HC Deb 04 December 1922 vol 159 cc1242-3W

asked the Chancellor of the Exchequer the grounds on which he bases his assertion that the burden of the Inhabited House Duty in proportion to the means to pay it has diminished; and whether, seeing that owing to the existing unemployment the standard of wages in many industries is exceptionally low, and in view of the housing shortage and the absolute inability of many tenants to find cheaper homes, he will consider postponing the enforcement of the new quinquennial valuation until the time when housing conditions will have become more supportable to the very poor?
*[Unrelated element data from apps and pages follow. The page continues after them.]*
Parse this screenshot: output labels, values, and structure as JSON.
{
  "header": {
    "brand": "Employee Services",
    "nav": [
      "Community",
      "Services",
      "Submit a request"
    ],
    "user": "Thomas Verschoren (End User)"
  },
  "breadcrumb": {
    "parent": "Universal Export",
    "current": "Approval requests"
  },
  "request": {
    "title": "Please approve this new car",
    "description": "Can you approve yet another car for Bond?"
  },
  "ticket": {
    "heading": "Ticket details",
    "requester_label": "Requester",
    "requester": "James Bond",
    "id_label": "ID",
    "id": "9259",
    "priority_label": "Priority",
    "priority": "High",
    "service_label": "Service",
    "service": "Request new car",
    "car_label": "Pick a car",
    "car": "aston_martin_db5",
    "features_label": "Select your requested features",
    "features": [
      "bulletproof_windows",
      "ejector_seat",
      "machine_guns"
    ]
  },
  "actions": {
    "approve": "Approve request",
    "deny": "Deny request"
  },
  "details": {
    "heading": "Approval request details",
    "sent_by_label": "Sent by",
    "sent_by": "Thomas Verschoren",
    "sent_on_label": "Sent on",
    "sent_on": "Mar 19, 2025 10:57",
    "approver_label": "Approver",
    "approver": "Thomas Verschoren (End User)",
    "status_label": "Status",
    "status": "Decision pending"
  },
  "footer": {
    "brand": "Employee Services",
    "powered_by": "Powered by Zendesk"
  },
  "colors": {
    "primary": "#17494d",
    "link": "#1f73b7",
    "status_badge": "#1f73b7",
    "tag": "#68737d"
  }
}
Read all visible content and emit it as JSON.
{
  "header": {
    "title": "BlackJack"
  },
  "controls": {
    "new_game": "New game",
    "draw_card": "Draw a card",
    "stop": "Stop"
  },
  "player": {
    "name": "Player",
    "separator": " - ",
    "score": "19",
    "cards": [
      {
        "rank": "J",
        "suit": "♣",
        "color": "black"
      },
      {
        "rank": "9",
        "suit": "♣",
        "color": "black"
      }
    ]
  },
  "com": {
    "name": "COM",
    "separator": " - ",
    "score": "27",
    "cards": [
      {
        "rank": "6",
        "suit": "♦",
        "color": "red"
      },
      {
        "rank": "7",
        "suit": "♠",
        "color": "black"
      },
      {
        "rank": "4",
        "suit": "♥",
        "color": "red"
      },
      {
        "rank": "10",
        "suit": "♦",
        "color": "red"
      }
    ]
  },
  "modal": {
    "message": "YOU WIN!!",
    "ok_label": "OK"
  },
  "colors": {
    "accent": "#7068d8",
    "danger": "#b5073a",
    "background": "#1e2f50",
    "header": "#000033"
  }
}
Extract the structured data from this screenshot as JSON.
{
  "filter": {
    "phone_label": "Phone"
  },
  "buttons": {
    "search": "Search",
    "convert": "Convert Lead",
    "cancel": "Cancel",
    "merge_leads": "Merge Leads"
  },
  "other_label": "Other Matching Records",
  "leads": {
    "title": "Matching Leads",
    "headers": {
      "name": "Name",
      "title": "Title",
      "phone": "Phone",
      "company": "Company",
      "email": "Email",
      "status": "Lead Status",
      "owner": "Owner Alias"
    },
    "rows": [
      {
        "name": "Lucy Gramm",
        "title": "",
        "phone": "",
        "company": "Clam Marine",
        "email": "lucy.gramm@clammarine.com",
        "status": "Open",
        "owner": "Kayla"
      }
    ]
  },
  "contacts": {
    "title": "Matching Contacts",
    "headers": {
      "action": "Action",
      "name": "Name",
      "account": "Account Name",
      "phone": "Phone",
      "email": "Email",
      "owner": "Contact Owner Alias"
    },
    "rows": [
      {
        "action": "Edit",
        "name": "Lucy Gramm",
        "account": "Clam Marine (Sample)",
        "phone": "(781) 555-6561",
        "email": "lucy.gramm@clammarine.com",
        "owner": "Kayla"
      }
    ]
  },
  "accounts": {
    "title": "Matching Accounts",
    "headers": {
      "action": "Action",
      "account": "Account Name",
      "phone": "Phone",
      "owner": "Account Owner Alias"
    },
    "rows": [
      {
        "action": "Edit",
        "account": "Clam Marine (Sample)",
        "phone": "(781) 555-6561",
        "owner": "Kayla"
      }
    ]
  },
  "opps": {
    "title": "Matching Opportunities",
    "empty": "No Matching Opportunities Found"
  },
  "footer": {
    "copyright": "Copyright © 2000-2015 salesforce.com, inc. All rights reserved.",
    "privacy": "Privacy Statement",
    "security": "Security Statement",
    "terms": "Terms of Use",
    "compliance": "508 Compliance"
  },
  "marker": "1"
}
Inhabited House Duty is not charged in any case where the annual value of the property is less than £20, and the yearly charge for a dwelling-house of £20 annual value is 5s. (£20 at 3d. in the £) at the present rates of the duty, while the charge for a shop of the same annual value is 3s. 4d. (£20 at 2d. in the £). The relative burden of these small charges, which have remained unaltered for many years, is certainly less under existing conditions than in pre-War times. The valuation of property for Income Tax purposes at present in force was made so long ago as 1910 and is, therefore, gravely out of date, and I cannot consider any further postponement of the re-assessment, in regard to which the necessary preliminary legislation was embodied in Section 32 of this year's Finance Act.